◆ **Source records**:

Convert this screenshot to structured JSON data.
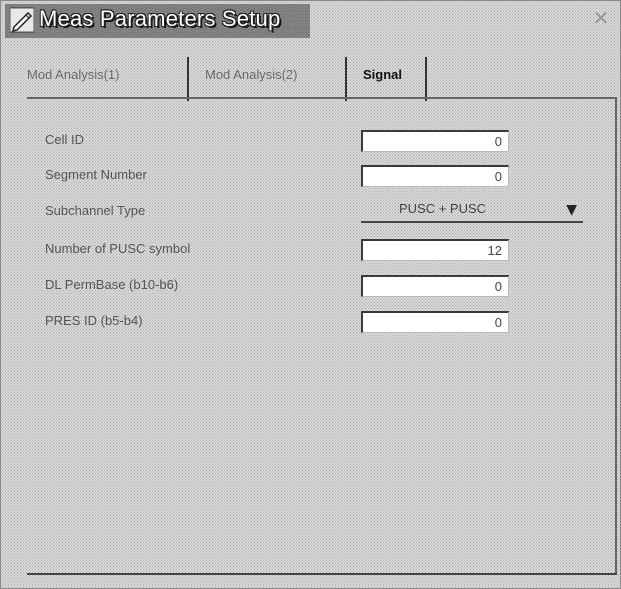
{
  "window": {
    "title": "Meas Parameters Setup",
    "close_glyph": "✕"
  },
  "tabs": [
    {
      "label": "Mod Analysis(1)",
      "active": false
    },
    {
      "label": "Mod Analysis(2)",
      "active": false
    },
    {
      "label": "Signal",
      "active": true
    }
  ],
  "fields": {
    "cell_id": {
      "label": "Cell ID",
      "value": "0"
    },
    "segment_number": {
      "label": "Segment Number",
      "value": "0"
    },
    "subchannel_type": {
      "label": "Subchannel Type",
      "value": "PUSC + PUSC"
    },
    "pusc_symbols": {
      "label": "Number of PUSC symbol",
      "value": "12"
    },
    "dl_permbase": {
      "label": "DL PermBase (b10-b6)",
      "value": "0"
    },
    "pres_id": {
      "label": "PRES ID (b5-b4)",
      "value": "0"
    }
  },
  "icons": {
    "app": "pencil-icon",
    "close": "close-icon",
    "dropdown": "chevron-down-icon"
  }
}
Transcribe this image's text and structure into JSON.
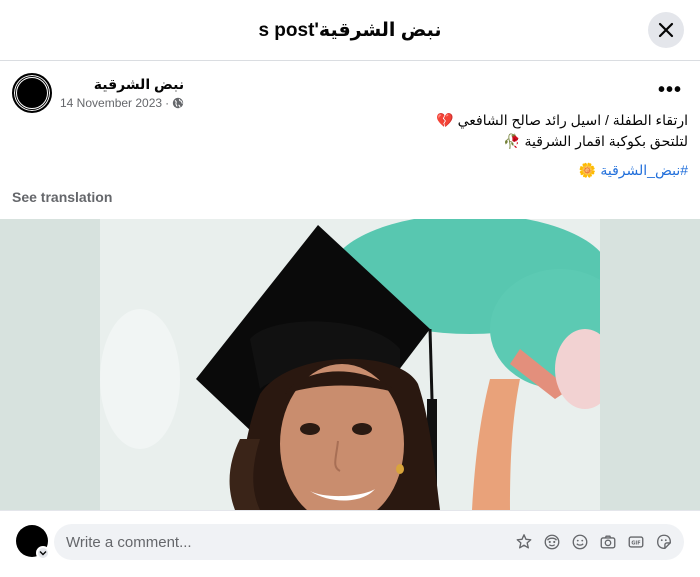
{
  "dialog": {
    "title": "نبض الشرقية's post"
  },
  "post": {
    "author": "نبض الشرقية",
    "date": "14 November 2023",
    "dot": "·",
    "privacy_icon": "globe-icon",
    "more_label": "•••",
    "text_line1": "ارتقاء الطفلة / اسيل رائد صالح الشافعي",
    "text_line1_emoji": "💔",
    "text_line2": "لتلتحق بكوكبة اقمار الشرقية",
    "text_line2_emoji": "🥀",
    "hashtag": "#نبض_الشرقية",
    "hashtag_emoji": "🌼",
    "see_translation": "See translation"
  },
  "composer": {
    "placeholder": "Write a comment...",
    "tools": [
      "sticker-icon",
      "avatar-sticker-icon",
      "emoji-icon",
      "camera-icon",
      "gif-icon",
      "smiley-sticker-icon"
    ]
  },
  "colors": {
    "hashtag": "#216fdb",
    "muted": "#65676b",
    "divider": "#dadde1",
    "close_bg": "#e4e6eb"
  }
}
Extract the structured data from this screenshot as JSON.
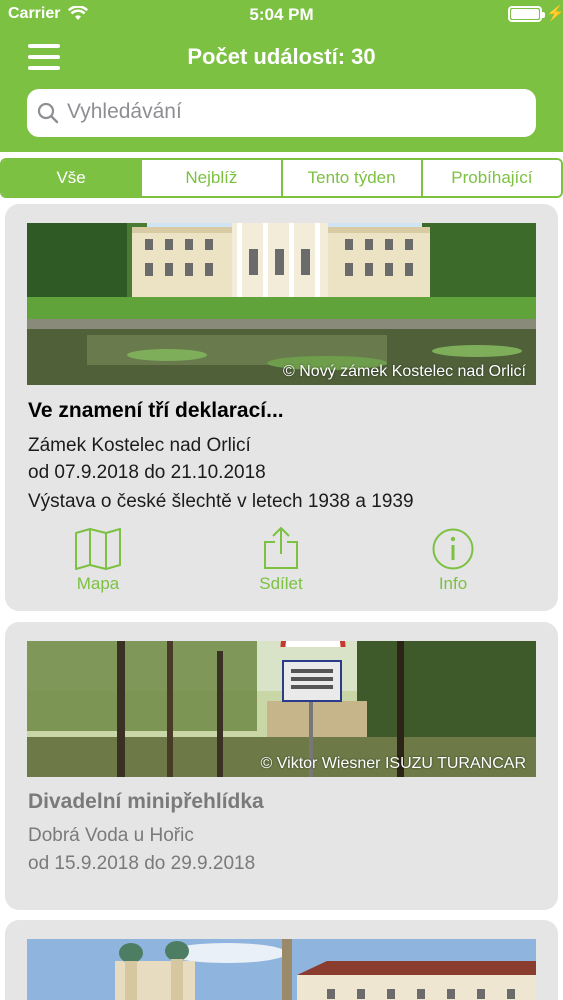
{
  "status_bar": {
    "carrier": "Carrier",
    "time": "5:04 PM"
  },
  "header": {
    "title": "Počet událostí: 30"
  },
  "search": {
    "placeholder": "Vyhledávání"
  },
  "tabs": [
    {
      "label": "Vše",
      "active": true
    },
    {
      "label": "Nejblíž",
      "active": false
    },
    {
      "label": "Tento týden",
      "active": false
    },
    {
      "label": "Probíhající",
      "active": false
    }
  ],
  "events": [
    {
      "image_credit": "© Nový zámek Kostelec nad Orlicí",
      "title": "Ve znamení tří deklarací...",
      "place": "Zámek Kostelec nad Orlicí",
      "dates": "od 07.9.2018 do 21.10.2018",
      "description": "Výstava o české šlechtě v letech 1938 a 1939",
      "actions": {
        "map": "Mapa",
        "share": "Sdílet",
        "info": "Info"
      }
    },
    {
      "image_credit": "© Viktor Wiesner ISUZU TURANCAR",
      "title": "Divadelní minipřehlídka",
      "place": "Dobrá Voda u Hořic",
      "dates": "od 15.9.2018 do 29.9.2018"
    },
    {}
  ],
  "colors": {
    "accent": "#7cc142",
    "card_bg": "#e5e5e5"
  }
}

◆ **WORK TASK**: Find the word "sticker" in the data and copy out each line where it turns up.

◆ **RESPONSE AREA**:
      "sticker-icon",
      "avatar-sticker-icon",
      "smiley-sticker-icon"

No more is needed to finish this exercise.